YOUR ASSIGNMENT
Set down a precise copy of the whole listing.

DATA TO EXAMINE
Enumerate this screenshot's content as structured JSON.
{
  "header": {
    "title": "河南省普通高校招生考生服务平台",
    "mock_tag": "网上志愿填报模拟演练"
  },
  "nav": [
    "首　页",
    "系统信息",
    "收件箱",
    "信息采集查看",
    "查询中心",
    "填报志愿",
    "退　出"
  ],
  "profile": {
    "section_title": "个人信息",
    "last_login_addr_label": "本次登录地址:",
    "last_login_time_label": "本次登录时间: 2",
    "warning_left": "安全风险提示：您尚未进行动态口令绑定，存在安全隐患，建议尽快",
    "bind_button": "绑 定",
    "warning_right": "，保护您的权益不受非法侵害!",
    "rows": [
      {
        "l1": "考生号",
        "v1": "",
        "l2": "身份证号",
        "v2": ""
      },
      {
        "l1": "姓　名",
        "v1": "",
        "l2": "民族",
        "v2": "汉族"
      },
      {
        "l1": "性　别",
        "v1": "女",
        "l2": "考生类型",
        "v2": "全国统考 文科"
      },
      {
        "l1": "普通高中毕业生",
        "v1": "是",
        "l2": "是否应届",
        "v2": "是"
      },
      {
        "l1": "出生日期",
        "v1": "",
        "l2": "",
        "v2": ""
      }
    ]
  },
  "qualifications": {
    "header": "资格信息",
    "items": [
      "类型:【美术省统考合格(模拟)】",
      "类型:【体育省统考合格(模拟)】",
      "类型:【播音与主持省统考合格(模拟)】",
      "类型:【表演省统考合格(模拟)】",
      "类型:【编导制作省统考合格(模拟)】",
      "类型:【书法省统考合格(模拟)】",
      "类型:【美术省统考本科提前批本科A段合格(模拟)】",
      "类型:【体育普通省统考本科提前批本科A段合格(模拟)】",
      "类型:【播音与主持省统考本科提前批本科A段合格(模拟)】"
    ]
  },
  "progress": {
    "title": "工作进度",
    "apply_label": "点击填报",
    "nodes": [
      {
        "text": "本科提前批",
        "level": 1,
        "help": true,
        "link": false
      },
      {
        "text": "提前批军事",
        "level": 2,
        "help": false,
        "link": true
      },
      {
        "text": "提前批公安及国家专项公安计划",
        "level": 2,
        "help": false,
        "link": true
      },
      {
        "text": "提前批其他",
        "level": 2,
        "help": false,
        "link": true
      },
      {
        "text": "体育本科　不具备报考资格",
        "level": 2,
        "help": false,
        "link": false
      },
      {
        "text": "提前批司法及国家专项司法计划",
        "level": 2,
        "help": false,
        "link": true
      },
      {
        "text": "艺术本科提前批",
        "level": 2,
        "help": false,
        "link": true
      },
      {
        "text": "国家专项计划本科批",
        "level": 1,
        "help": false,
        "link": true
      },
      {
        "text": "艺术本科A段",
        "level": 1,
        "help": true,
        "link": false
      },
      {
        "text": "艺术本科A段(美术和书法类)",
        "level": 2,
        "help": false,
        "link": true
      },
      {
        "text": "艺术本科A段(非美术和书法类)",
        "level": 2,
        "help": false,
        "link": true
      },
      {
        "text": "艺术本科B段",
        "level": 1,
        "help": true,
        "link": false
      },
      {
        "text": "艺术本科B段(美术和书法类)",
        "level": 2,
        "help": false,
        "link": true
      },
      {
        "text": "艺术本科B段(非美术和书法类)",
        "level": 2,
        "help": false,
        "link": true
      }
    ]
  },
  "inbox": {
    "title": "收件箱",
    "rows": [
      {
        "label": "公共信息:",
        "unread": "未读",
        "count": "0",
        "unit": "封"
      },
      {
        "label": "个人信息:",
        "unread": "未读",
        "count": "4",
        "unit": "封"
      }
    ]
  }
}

EXPECTED OUTPUT
Enumerate this screenshot's content as structured JSON.
{
  "header": {
    "title": "河南省普通高校招生考生服务平台",
    "mock_tag": "网上志愿填报模拟演练"
  },
  "nav": [
    "首　页",
    "系统信息",
    "收件箱",
    "信息采集查看",
    "查询中心",
    "填报志愿",
    "退　出"
  ],
  "profile": {
    "section_title": "个人信息",
    "last_login_addr_label": "本次登录地址:",
    "last_login_time_label": "本次登录时间: 2",
    "warning_left": "安全风险提示：您尚未进行动态口令绑定，存在安全隐患，建议尽快",
    "bind_button": "绑 定",
    "warning_right": "，保护您的权益不受非法侵害!",
    "rows": [
      {
        "l1": "考生号",
        "v1": "",
        "l2": "身份证号",
        "v2": ""
      },
      {
        "l1": "姓　名",
        "v1": "",
        "l2": "民族",
        "v2": "汉族"
      },
      {
        "l1": "性　别",
        "v1": "女",
        "l2": "考生类型",
        "v2": "全国统考 文科"
      },
      {
        "l1": "普通高中毕业生",
        "v1": "是",
        "l2": "是否应届",
        "v2": "是"
      },
      {
        "l1": "出生日期",
        "v1": "",
        "l2": "",
        "v2": ""
      }
    ]
  },
  "qualifications": {
    "header": "资格信息",
    "items": [
      "类型:【美术省统考合格(模拟)】",
      "类型:【体育省统考合格(模拟)】",
      "类型:【播音与主持省统考合格(模拟)】",
      "类型:【表演省统考合格(模拟)】",
      "类型:【编导制作省统考合格(模拟)】",
      "类型:【书法省统考合格(模拟)】",
      "类型:【美术省统考本科提前批本科A段合格(模拟)】",
      "类型:【体育普通省统考本科提前批本科A段合格(模拟)】",
      "类型:【播音与主持省统考本科提前批本科A段合格(模拟)】"
    ]
  },
  "progress": {
    "title": "工作进度",
    "apply_label": "点击填报",
    "nodes": [
      {
        "text": "本科提前批",
        "level": 1,
        "help": true,
        "link": false
      },
      {
        "text": "提前批军事",
        "level": 2,
        "help": false,
        "link": true
      },
      {
        "text": "提前批公安及国家专项公安计划",
        "level": 2,
        "help": false,
        "link": true
      },
      {
        "text": "提前批其他",
        "level": 2,
        "help": false,
        "link": true
      },
      {
        "text": "体育本科　不具备报考资格",
        "level": 2,
        "help": false,
        "link": false
      },
      {
        "text": "提前批司法及国家专项司法计划",
        "level": 2,
        "help": false,
        "link": true
      },
      {
        "text": "艺术本科提前批",
        "level": 2,
        "help": false,
        "link": true
      },
      {
        "text": "国家专项计划本科批",
        "level": 1,
        "help": false,
        "link": true
      },
      {
        "text": "艺术本科A段",
        "level": 1,
        "help": true,
        "link": false
      },
      {
        "text": "艺术本科A段(美术和书法类)",
        "level": 2,
        "help": false,
        "link": true
      },
      {
        "text": "艺术本科A段(非美术和书法类)",
        "level": 2,
        "help": false,
        "link": true
      },
      {
        "text": "艺术本科B段",
        "level": 1,
        "help": true,
        "link": false
      },
      {
        "text": "艺术本科B段(美术和书法类)",
        "level": 2,
        "help": false,
        "link": true
      },
      {
        "text": "艺术本科B段(非美术和书法类)",
        "level": 2,
        "help": false,
        "link": true
      }
    ]
  },
  "inbox": {
    "title": "收件箱",
    "rows": [
      {
        "label": "公共信息:",
        "unread": "未读",
        "count": "0",
        "unit": "封"
      },
      {
        "label": "个人信息:",
        "unread": "未读",
        "count": "4",
        "unit": "封"
      }
    ]
  }
}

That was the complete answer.